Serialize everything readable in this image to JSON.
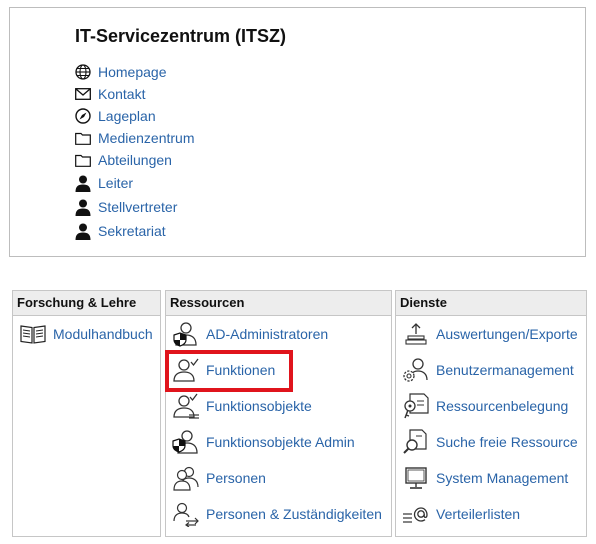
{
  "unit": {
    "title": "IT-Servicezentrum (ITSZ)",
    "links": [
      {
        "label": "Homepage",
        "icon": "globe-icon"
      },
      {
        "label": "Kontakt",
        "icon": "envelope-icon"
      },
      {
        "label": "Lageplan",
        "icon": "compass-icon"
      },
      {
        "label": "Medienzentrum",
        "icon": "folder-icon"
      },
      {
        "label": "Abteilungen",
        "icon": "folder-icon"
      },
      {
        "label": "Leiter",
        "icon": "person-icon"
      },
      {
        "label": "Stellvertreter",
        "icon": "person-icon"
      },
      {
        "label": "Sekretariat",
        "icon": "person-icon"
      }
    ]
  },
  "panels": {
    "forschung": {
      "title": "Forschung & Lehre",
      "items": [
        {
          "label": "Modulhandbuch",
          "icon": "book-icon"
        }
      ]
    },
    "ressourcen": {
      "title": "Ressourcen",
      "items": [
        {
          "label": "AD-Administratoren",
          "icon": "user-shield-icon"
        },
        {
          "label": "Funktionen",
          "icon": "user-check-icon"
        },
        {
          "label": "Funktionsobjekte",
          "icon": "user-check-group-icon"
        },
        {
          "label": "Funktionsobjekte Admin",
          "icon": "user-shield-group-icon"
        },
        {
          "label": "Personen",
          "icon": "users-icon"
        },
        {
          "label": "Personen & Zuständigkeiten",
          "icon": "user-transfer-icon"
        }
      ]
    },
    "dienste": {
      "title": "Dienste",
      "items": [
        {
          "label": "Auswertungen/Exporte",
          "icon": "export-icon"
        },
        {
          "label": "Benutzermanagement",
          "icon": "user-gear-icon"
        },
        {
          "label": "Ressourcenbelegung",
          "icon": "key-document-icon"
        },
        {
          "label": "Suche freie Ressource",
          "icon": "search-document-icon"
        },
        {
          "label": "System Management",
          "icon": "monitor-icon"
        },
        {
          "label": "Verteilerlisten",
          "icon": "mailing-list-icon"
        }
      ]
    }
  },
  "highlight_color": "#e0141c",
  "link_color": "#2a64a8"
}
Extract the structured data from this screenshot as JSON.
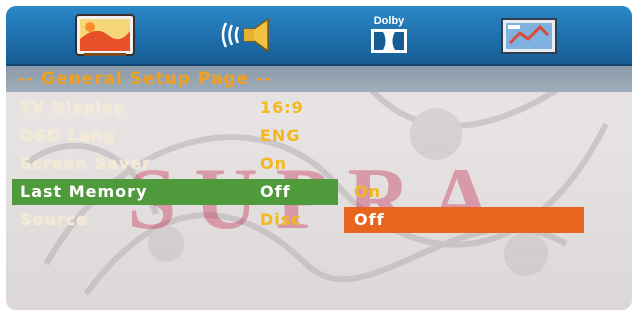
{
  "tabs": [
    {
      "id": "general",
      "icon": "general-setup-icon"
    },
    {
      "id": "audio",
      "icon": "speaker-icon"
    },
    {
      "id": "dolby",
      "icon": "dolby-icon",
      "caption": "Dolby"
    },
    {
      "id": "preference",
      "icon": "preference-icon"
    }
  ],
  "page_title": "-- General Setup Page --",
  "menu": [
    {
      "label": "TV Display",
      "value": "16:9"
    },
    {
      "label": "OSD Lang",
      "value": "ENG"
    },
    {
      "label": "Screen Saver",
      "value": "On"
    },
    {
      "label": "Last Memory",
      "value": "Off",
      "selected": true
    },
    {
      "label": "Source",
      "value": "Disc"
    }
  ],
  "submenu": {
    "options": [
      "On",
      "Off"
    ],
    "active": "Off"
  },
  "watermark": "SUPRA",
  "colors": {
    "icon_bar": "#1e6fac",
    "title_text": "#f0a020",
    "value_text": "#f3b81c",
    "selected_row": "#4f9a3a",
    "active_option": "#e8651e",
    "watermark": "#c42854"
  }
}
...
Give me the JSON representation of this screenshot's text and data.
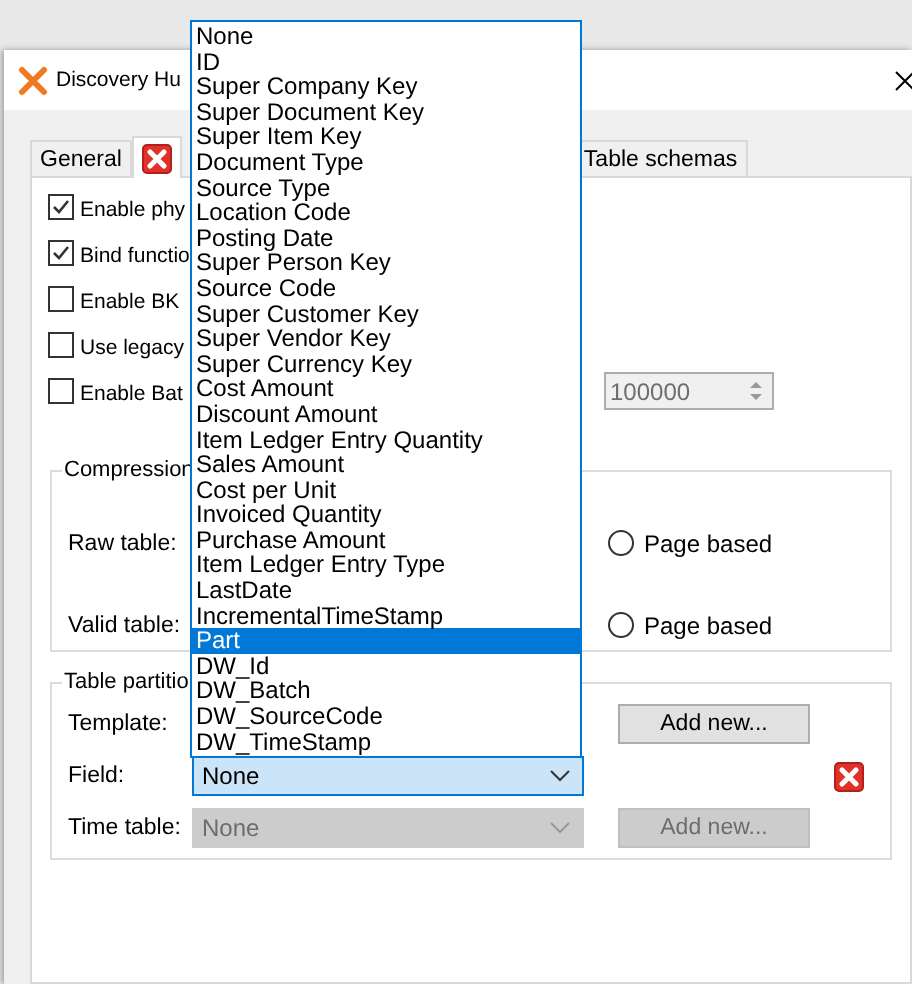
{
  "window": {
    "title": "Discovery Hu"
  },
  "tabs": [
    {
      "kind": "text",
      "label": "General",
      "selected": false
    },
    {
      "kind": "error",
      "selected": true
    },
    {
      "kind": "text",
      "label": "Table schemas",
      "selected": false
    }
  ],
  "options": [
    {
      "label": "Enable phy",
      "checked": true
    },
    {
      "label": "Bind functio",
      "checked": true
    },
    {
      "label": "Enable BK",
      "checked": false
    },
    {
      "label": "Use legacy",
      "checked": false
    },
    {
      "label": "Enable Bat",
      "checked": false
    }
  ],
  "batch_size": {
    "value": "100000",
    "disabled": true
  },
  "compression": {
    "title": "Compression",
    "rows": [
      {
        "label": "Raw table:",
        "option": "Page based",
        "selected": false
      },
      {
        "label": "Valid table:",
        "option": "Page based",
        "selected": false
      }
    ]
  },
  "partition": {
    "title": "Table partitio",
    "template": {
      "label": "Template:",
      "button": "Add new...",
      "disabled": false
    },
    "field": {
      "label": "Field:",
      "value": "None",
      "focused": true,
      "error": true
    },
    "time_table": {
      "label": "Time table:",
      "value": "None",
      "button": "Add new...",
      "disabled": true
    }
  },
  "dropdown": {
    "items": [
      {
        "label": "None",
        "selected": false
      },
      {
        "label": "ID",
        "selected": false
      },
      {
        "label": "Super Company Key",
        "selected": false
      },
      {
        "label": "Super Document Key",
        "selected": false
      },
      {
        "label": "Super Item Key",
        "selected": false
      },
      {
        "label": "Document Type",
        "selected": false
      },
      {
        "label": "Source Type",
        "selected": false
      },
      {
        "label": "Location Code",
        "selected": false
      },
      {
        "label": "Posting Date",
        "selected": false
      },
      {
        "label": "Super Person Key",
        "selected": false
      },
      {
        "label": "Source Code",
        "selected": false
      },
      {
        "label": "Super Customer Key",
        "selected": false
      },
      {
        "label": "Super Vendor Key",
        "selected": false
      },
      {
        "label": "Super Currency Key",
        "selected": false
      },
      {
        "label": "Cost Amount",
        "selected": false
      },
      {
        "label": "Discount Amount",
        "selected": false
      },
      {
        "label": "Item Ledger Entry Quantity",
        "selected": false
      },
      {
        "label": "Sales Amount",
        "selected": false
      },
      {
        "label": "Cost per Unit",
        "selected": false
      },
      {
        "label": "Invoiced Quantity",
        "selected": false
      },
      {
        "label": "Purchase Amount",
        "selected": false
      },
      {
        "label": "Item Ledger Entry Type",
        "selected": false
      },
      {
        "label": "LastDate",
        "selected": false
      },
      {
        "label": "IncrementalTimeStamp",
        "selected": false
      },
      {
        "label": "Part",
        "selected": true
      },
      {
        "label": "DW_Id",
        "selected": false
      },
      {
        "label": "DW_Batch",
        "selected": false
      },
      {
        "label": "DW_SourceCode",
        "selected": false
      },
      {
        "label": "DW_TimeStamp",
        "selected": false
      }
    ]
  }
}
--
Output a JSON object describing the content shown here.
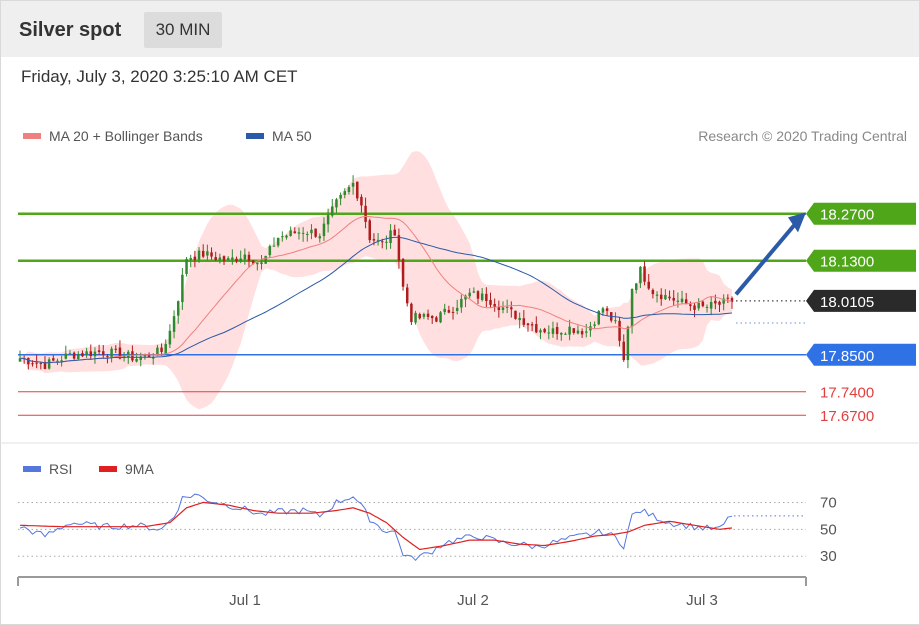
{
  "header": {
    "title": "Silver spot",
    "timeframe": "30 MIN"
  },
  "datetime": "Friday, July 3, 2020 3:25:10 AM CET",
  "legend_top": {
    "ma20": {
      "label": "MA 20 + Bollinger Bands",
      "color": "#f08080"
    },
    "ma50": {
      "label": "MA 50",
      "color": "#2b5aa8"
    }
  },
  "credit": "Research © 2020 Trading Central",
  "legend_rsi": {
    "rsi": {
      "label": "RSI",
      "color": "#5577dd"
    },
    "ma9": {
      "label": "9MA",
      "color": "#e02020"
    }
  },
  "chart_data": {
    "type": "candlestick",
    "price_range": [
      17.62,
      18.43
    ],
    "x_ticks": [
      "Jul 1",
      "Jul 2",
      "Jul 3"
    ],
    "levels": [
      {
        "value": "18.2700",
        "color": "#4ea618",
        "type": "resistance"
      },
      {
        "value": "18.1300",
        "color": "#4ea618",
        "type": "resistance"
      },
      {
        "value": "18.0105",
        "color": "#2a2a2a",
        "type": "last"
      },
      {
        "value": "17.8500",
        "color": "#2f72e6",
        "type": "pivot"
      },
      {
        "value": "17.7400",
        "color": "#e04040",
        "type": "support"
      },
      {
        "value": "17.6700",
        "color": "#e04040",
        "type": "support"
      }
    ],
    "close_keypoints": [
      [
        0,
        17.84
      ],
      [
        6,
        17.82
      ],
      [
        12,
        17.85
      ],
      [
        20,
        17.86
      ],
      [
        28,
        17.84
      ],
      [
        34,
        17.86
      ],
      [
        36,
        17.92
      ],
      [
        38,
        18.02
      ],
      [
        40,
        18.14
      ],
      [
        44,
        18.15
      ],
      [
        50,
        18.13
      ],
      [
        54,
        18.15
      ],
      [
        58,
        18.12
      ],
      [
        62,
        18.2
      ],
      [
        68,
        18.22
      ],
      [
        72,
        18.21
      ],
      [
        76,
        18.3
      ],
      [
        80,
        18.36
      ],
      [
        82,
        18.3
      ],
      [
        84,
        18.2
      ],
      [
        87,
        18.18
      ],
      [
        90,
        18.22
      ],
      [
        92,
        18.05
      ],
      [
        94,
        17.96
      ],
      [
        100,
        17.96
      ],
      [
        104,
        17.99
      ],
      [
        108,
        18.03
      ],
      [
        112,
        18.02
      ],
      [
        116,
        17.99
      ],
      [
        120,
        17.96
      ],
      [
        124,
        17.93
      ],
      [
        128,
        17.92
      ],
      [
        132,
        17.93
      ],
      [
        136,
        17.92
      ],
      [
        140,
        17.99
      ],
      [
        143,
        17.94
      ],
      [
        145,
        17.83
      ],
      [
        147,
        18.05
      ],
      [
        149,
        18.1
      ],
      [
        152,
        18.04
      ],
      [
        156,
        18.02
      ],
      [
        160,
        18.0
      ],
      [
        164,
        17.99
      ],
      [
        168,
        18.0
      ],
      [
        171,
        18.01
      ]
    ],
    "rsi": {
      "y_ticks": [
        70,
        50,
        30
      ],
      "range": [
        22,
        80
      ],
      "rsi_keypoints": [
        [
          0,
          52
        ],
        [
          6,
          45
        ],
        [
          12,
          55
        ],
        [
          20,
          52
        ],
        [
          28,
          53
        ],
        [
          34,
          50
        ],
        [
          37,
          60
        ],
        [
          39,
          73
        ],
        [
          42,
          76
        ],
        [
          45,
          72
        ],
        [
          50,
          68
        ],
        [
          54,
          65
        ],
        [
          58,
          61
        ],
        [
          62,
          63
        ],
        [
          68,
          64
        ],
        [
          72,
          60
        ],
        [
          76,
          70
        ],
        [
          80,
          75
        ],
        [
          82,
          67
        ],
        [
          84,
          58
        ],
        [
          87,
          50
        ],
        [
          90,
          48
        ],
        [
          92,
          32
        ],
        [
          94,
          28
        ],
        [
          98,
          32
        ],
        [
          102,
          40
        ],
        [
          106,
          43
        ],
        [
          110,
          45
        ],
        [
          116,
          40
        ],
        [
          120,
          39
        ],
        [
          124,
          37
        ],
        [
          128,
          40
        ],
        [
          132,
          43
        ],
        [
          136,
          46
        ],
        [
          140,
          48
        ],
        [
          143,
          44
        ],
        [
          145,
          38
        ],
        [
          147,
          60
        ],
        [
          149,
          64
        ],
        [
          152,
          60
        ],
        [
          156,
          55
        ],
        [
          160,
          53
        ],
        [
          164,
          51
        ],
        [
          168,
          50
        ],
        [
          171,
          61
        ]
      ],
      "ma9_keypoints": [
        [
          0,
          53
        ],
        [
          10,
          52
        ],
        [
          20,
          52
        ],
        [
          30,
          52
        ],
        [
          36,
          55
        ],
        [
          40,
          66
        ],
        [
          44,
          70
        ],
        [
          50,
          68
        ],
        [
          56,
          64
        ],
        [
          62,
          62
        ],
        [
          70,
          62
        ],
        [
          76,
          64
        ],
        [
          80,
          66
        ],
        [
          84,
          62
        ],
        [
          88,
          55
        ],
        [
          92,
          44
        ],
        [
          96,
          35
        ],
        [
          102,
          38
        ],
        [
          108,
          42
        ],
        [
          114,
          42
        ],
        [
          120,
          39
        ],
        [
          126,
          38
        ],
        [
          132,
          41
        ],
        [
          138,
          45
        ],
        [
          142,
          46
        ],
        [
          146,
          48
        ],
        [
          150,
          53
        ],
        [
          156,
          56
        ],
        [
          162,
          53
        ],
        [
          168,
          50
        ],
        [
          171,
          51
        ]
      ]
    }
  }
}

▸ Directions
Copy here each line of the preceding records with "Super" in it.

▸ Completed exercise
        "label": "Super Company Key",
        "label": "Super Document Key",
        "label": "Super Item Key",
        "label": "Super Person Key",
        "label": "Super Customer Key",
        "label": "Super Vendor Key",
        "label": "Super Currency Key",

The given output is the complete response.